As industry players such as Boskovich are keen to point out, the UN and World Bank have prioritised the creation of a legal digital identity for all as a Sustainable Development Goal to achieve by 2030. With only 55 per cent of the world online and nearly two billion individuals technically lacking identity, achieving this goal will be a mammoth undertaking for the world’s supranational organisations.
In a commercial sense, the increased proliferation of digital identities will mean ‘banking the unbanked’ in untapped regions of the world. And in human rights circles, the same undertaking will uphold Article 6 of the Universal Declaration of Human Rights: the right to recognition everywhere as a person before the law.
“Southeast Asia alone has 438 million unbanked people, which is 73 per cent of the entire population,” Boskovich asserts. “According to a study done by McKinsey, reaching the unbanked population in this region could increase its economic contribution from $17billion to $52billion by 2030.”
That’s a pretty compelling economic argument to justify plans to provide digital identities to markets outside the western world. Equally compelling is the argument that business models and policies to encourage participation – in bureaucratic and economic identities – will help the world’s most vulnerable people, balancing out some of the inequalities currently written into the global identity industry.
“But for banks to validate identity well, and to do it ethically, we have to start designing business models and products that onboard the unbanked and the underbanked. And, for those who don’t buy the human rights reasons, we need to highlight the business case for doing it right, too,” says Boskovich.
This summer, Facebook published its eagerly anticipated white paper on its forthcoming Libra cryptocurrency and Calibra digital wallet. One of its central claims, to ‘bank the unbanked’ and create ‘decentralised identities’ eerily echoes the aspirations of Young and Boskovich.
It’s possibly too early to tell how the scheme will play out, though author and futurist Daniel Jeffries may represent the majority perspective in his label for Facebook’s long-awaited initiative: panopticon money.

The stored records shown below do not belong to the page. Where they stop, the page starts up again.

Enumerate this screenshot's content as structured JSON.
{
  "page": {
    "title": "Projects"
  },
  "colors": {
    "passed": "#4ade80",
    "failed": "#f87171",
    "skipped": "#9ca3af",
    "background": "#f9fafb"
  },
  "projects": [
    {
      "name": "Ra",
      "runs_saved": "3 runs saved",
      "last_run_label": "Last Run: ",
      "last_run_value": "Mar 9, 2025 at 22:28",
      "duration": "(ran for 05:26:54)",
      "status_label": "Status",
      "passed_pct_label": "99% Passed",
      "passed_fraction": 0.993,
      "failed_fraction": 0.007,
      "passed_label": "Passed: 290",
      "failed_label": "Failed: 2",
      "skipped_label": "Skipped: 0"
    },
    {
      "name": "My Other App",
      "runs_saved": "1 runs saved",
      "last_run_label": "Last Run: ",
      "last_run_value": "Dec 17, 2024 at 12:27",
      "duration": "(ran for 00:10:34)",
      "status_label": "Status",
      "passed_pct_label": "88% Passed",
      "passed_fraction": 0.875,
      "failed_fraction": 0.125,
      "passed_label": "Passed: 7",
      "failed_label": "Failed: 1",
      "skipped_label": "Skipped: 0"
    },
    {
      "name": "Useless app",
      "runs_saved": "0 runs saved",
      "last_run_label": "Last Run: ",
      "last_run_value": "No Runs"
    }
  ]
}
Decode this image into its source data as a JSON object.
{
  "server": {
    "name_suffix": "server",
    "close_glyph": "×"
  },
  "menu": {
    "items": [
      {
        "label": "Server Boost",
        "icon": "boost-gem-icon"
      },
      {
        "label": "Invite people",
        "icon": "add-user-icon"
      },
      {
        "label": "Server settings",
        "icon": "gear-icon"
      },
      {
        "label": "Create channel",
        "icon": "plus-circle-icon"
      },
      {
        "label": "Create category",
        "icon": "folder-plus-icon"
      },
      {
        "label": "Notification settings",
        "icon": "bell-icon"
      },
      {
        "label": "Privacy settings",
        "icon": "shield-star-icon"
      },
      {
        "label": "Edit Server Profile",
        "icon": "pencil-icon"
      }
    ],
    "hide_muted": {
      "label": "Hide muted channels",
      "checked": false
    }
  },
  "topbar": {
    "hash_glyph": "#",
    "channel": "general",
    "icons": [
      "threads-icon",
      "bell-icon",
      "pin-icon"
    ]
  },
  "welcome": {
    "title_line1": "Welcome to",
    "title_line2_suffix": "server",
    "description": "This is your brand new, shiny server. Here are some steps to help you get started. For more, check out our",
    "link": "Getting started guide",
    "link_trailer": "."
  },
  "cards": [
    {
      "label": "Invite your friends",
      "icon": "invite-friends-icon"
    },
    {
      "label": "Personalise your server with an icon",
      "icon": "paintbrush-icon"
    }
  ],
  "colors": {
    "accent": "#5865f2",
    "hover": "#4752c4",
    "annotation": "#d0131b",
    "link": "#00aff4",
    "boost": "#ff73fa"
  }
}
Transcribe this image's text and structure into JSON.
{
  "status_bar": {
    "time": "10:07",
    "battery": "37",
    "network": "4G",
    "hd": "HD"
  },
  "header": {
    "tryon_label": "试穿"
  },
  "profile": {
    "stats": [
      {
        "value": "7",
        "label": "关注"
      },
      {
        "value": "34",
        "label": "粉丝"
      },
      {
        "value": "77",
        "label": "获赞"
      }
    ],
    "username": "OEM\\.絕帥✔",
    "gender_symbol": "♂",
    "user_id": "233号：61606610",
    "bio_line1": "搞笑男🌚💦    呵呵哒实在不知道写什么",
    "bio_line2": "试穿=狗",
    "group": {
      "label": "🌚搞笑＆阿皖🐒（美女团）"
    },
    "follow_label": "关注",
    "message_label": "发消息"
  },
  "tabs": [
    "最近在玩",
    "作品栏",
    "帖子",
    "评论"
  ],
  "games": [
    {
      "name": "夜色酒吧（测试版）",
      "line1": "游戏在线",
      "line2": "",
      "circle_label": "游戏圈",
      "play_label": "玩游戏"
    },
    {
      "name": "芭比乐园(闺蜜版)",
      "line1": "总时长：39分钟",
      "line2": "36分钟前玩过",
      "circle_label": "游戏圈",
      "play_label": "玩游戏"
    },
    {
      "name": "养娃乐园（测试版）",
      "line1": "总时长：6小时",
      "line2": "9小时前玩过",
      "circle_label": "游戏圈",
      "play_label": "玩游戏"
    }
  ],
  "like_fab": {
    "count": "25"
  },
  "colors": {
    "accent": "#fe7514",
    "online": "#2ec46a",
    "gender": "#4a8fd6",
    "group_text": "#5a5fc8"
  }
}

“I’m suspicious of it,” Boskovich agrees, “primarily because corporations should not be the commercial owners of identity. From an inclusion perspective, it’s an interesting experiment, since more people have Facebook accounts than bank accounts,” she says. “But Libra is being compared to ETFs (exchange-traded funds), which would require regulatory oversight and KYC standards. So, if it’s ultimately regulated like an ETF, those regulatory requirements render the ‘inclusion’ argument moot. People will still have to prove identity initially to do Libra transactions.”
Having previously described Libra as ‘very world domination-ish’, Young is confident that the social media firm isn’t about to wrench the reins from the community that has been doggedly directing the direction of travel for fair and fast identity systems over the past two decades.
“Identity is too big to be owned,” she says, “just like the web is too big to be owned.”
Whether Facebook’s intervention in the identity industry will be the era-defining change many in the identity authentication space have been waiting for remains to be seen. What’s clear is that the work going into solving this increasingly pressing problem isn’t happening inside the halls of Silicon Valley GAFAs (Google, Apple, Facebook and Amazon) – it’s happening across disciplines and industries.
Horvat concludes his critique of digital connectivity by stating what may be the crux of identity in an increasingly connected world – that being inside one’s own identiverse is itself a requirement of modern life. “If you are out of the circle,” he argues, “it’s as if you don’t exist.”
If nothing else, the discussions at Sibos’ Innotribe stage should rally around that core idea – that we should all have access to digital identifiers that we own ourselves.